Interestingly, Gronauer’s name came up in Jan Benner’s 2009 guest piece on German baseball.

Continue reading...

Tags: ,

NPB Bullet Points: News & Retirements

» 02 September 2010 » In international baseball, npb » 7 Comments

(insert witty introduction here)

Around NPB

  • Chihiro Kaneko has gotten himself in to the mix for the Pacific League’s wins title, with a career-best personal 10-game winning streak. Kaneko is now 14-7 on the season. He also has six shutouts.
  • The Giants have slumped to sub-.500 records in each of the last two months, and it’s showing on Tatsunori Hara’s face.
  • Craig Brazell cranked out his 40th bomb of the season the other day, becoming the first Hanshin foreigner to since Randy Bass back in ’86.
  • Orix righty Kazuki Kondo pitched a 144-pitch complete game loss on the 1st… and then got sent down. I didn’t see the game, but it must have been a save-the-bullpen kind of effort, as Kondo had allowed seven runs by the third inning.
  • Nippon Ham lefty Masaru Takeda has a personal seven-game winning streak going, and leads the Fighters with 12 wins.
  • Rakuten ace Masahiro Tanaka is out a minimum of three weeks with a torn pectoral muscle, and with Rakuten languishing in last place, it’s looking unlikely that he’ll pitch again this year.
  • At least one MLB club was seen watching lefty Daiki Uekida’s September 2 outing for Tokyo Gas of the Industrial Leagues. I haven’t seen Uekida but at first glance he looks like a Hisanori Takahashi type.
  • Today’s Japanese word: moudasho (mo-da-sho, 猛打賞), which means three hits in one game. An example: Lotte shortstop Tsuyoshi Nishioka has 22 moudasho games this season, a club record. Ichiro, of course, holds the NPB record with 26. With 21 team games left in the season, Nishioka has a shot at Ichiro’s record if he gets hot.

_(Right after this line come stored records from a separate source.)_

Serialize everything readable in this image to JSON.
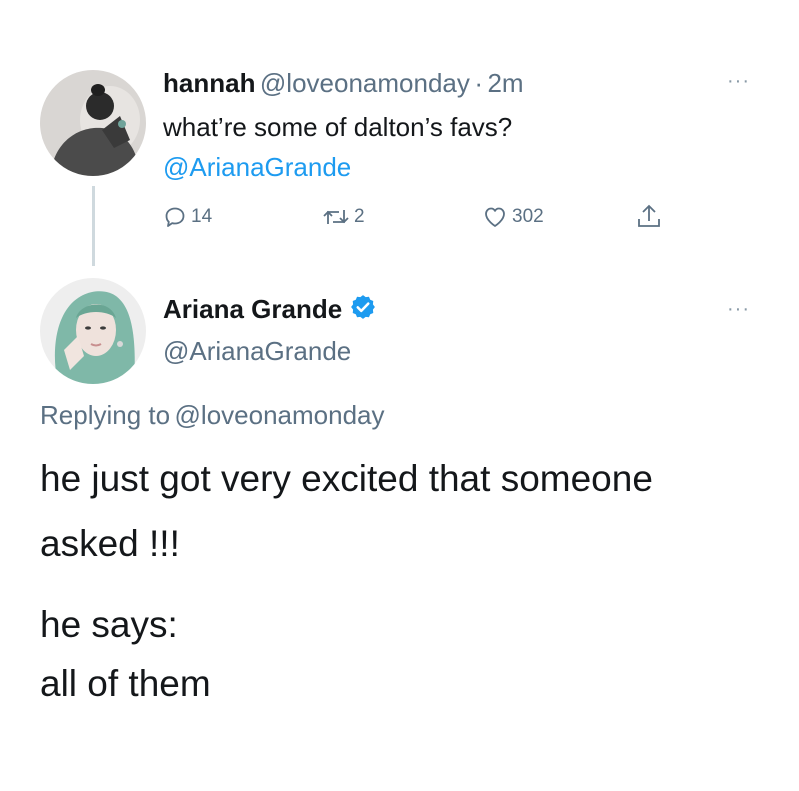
{
  "tweet1": {
    "display_name": "hannah",
    "handle": "@loveonamonday",
    "separator": "·",
    "time": "2m",
    "text": "what’re some of dalton’s favs?",
    "mention": "@ArianaGrande",
    "more": "···",
    "actions": {
      "reply_count": "14",
      "retweet_count": "2",
      "like_count": "302"
    },
    "icons": [
      "reply-icon",
      "retweet-icon",
      "like-icon",
      "share-icon"
    ]
  },
  "tweet2": {
    "display_name": "Ariana Grande",
    "handle": "@ArianaGrande",
    "verified": true,
    "more": "···",
    "replying_prefix": "Replying to",
    "replying_handle": "@loveonamonday",
    "line1": "he just got very excited that someone",
    "line2": "asked !!!",
    "line3": "he says:",
    "line4": "all of them"
  },
  "colors": {
    "accent": "#1d9bf0",
    "secondary_text": "#5b7083",
    "primary_text": "#14171a"
  }
}
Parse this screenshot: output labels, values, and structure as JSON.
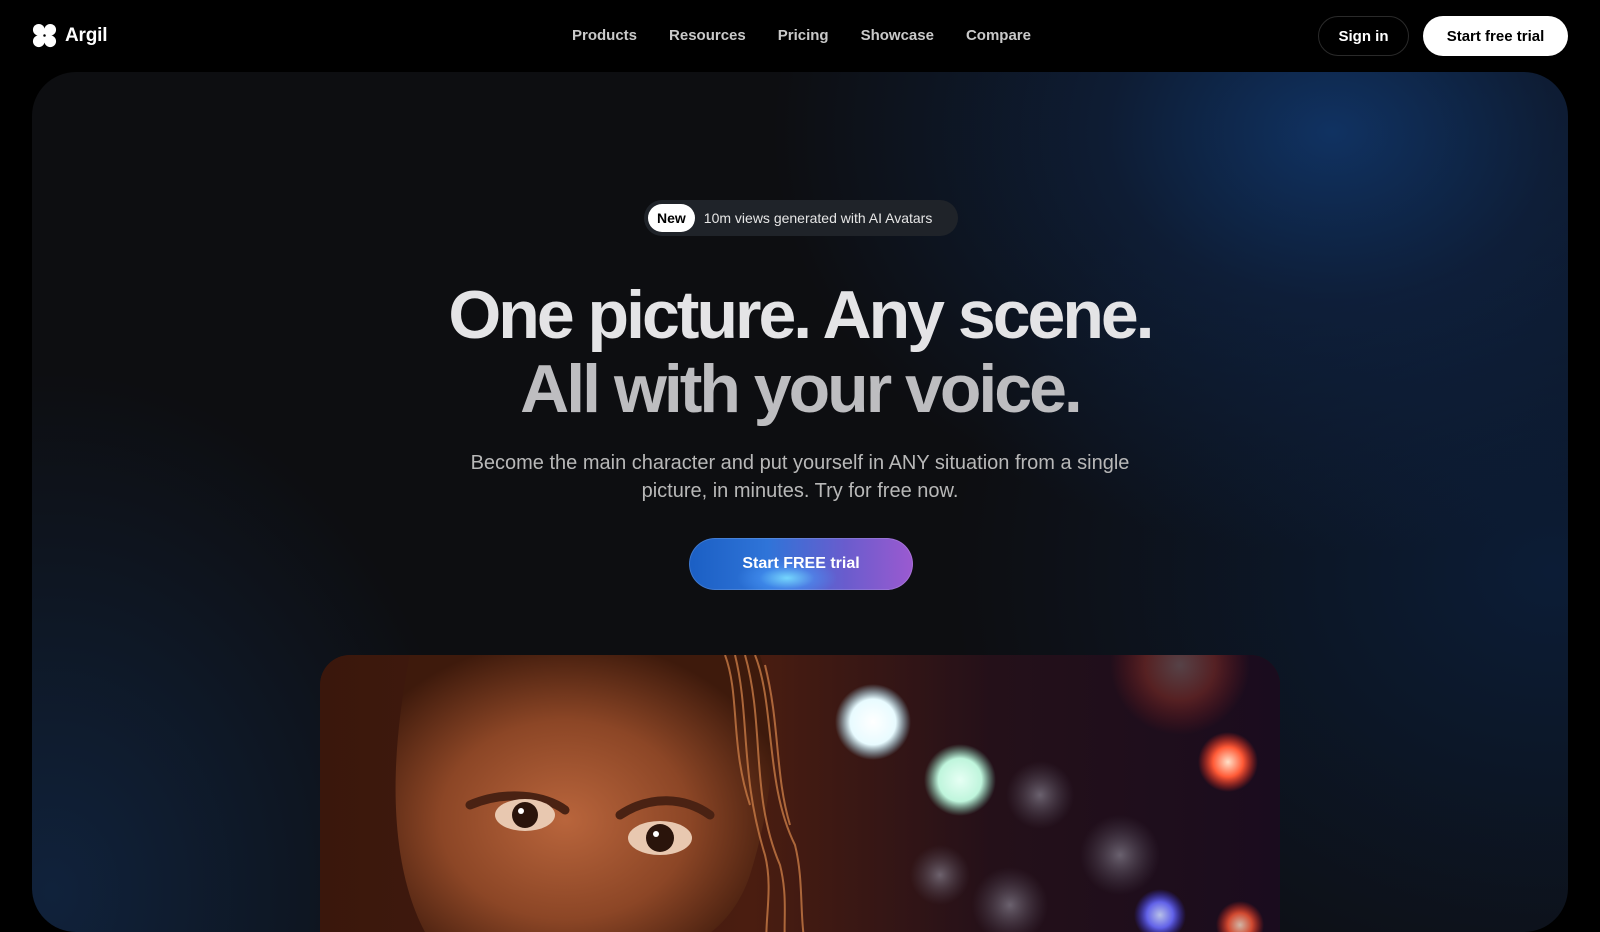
{
  "brand": {
    "name": "Argil"
  },
  "nav": {
    "links": [
      "Products",
      "Resources",
      "Pricing",
      "Showcase",
      "Compare"
    ]
  },
  "header": {
    "signin_label": "Sign in",
    "trial_label": "Start free trial"
  },
  "hero": {
    "badge_tag": "New",
    "badge_text": "10m views generated with AI Avatars",
    "headline_line1": "One picture. Any scene.",
    "headline_line2": "All with your voice.",
    "subtitle": "Become the main character and put yourself in ANY situation from a single picture, in minutes. Try for free now.",
    "cta_label": "Start FREE trial"
  },
  "colors": {
    "background": "#000000",
    "hero_accent": "#0e2f5c",
    "cta_start": "#1b5fc4",
    "cta_end": "#9b5ad0"
  },
  "icons": {
    "brand": "four-petal-logo-icon"
  }
}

Player Personnel

  • Yakult is looking into re-acquiring Akinori Iwamura. Pittsburgh is set to move on from Aki after this season, and I believe Yakult still controls his NPB rights.
  • Longtime Hanshin catcher Akihiro Yano is calling it a career at the end of the season. Something of a late-bloomer, Yano made seven All-Star appearances in his 20-year career and was the runner-up for the 2003 MVP.
  • Orix ni-gun infielder Masahiro Nagata has already retired, according to a team announcement from August 31. Nagata was once a pretty decent prospect, but never made an impact at the top level.
  • Cuban pitcher Pedro Lazo is also retiring. I was planning on listing him as a dark horse to move to Japan next season, as Omar Linares and Orestes Kindelan did at the end of their careers.

Continue reading...

Tags: , , , , , , , , , , , , , ,